§ **Your goal**: Where the data below contains pictures, omit them; output the rest word for word.

##### Data in this exercise

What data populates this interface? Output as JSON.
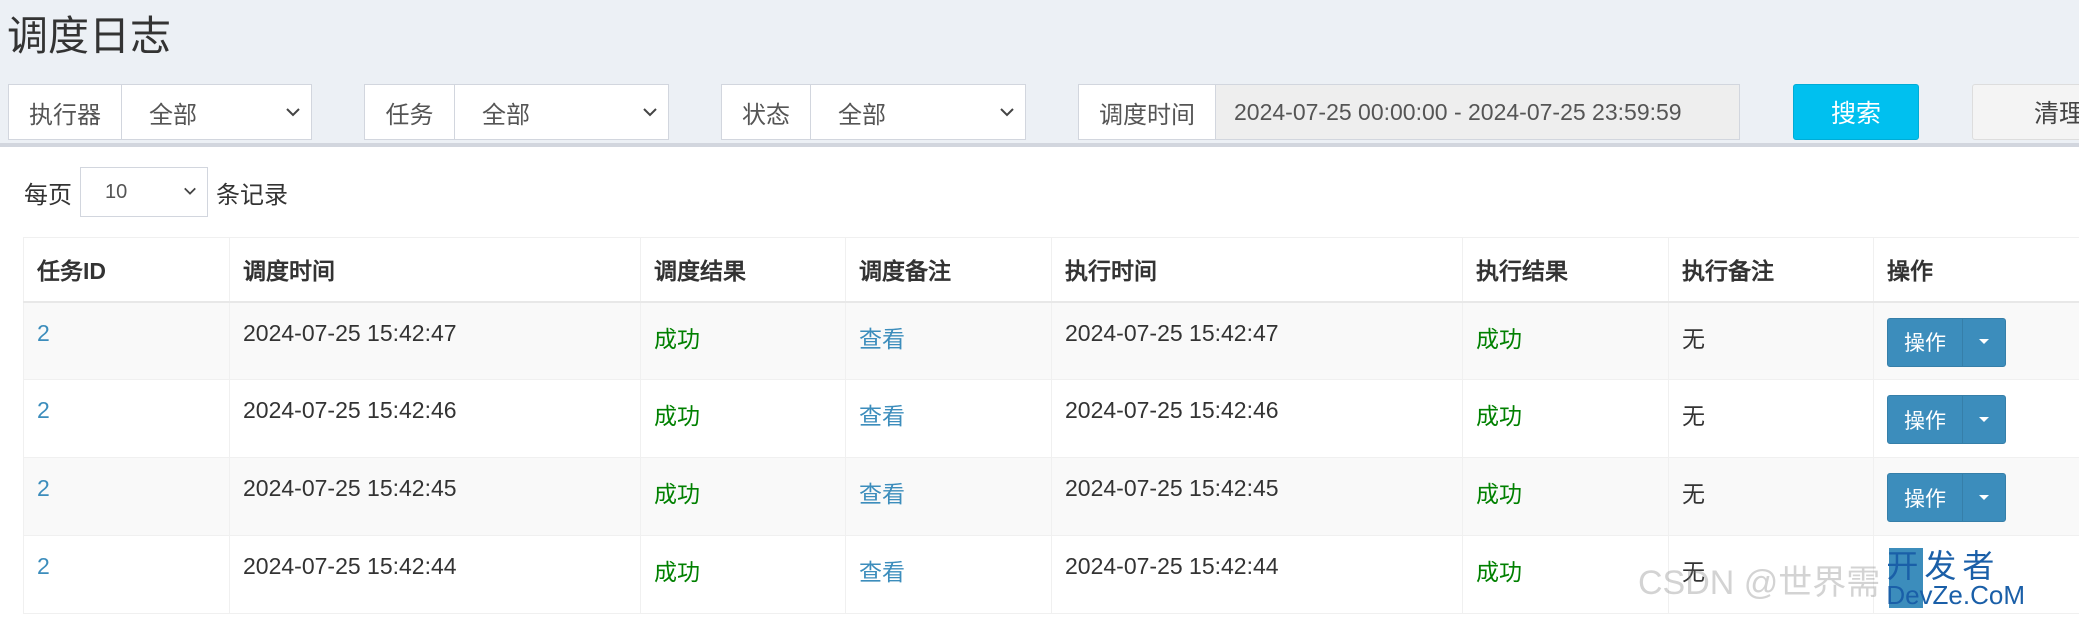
{
  "page_title": "调度日志",
  "filters": {
    "executor": {
      "label": "执行器",
      "value": "全部"
    },
    "task": {
      "label": "任务",
      "value": "全部"
    },
    "status": {
      "label": "状态",
      "value": "全部"
    },
    "time": {
      "label": "调度时间",
      "value": "2024-07-25 00:00:00 - 2024-07-25 23:59:59"
    },
    "search_label": "搜索",
    "clear_label": "清理"
  },
  "per_page": {
    "prefix": "每页",
    "value": "10",
    "suffix": "条记录"
  },
  "table": {
    "columns": [
      "任务ID",
      "调度时间",
      "调度结果",
      "调度备注",
      "执行时间",
      "执行结果",
      "执行备注",
      "操作"
    ],
    "rows": [
      {
        "id": "2",
        "trigger_time": "2024-07-25 15:42:47",
        "trigger_result": "成功",
        "trigger_note": "查看",
        "exec_time": "2024-07-25 15:42:47",
        "exec_result": "成功",
        "exec_note": "无",
        "action": "操作"
      },
      {
        "id": "2",
        "trigger_time": "2024-07-25 15:42:46",
        "trigger_result": "成功",
        "trigger_note": "查看",
        "exec_time": "2024-07-25 15:42:46",
        "exec_result": "成功",
        "exec_note": "无",
        "action": "操作"
      },
      {
        "id": "2",
        "trigger_time": "2024-07-25 15:42:45",
        "trigger_result": "成功",
        "trigger_note": "查看",
        "exec_time": "2024-07-25 15:42:45",
        "exec_result": "成功",
        "exec_note": "无",
        "action": "操作"
      },
      {
        "id": "2",
        "trigger_time": "2024-07-25 15:42:44",
        "trigger_result": "成功",
        "trigger_note": "查看",
        "exec_time": "2024-07-25 15:42:44",
        "exec_result": "成功",
        "exec_note": "无",
        "action": "操作"
      }
    ]
  },
  "watermark": {
    "text": "CSDN @世界需",
    "logo_top": "开发者",
    "logo_bottom": "DevZe.CoM"
  },
  "colors": {
    "accent": "#00c0ef",
    "link": "#3c8dbc",
    "success": "#008000",
    "primary_button": "#3c8dbc"
  }
}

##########

§ **Result below**:
What data populates this interface? Output as JSON.
{
  "page_title": "调度日志",
  "filters": {
    "executor": {
      "label": "执行器",
      "value": "全部"
    },
    "task": {
      "label": "任务",
      "value": "全部"
    },
    "status": {
      "label": "状态",
      "value": "全部"
    },
    "time": {
      "label": "调度时间",
      "value": "2024-07-25 00:00:00 - 2024-07-25 23:59:59"
    },
    "search_label": "搜索",
    "clear_label": "清理"
  },
  "per_page": {
    "prefix": "每页",
    "value": "10",
    "suffix": "条记录"
  },
  "table": {
    "columns": [
      "任务ID",
      "调度时间",
      "调度结果",
      "调度备注",
      "执行时间",
      "执行结果",
      "执行备注",
      "操作"
    ],
    "rows": [
      {
        "id": "2",
        "trigger_time": "2024-07-25 15:42:47",
        "trigger_result": "成功",
        "trigger_note": "查看",
        "exec_time": "2024-07-25 15:42:47",
        "exec_result": "成功",
        "exec_note": "无",
        "action": "操作"
      },
      {
        "id": "2",
        "trigger_time": "2024-07-25 15:42:46",
        "trigger_result": "成功",
        "trigger_note": "查看",
        "exec_time": "2024-07-25 15:42:46",
        "exec_result": "成功",
        "exec_note": "无",
        "action": "操作"
      },
      {
        "id": "2",
        "trigger_time": "2024-07-25 15:42:45",
        "trigger_result": "成功",
        "trigger_note": "查看",
        "exec_time": "2024-07-25 15:42:45",
        "exec_result": "成功",
        "exec_note": "无",
        "action": "操作"
      },
      {
        "id": "2",
        "trigger_time": "2024-07-25 15:42:44",
        "trigger_result": "成功",
        "trigger_note": "查看",
        "exec_time": "2024-07-25 15:42:44",
        "exec_result": "成功",
        "exec_note": "无",
        "action": "操作"
      }
    ]
  },
  "watermark": {
    "text": "CSDN @世界需",
    "logo_top": "开发者",
    "logo_bottom": "DevZe.CoM"
  },
  "colors": {
    "accent": "#00c0ef",
    "link": "#3c8dbc",
    "success": "#008000",
    "primary_button": "#3c8dbc"
  }
}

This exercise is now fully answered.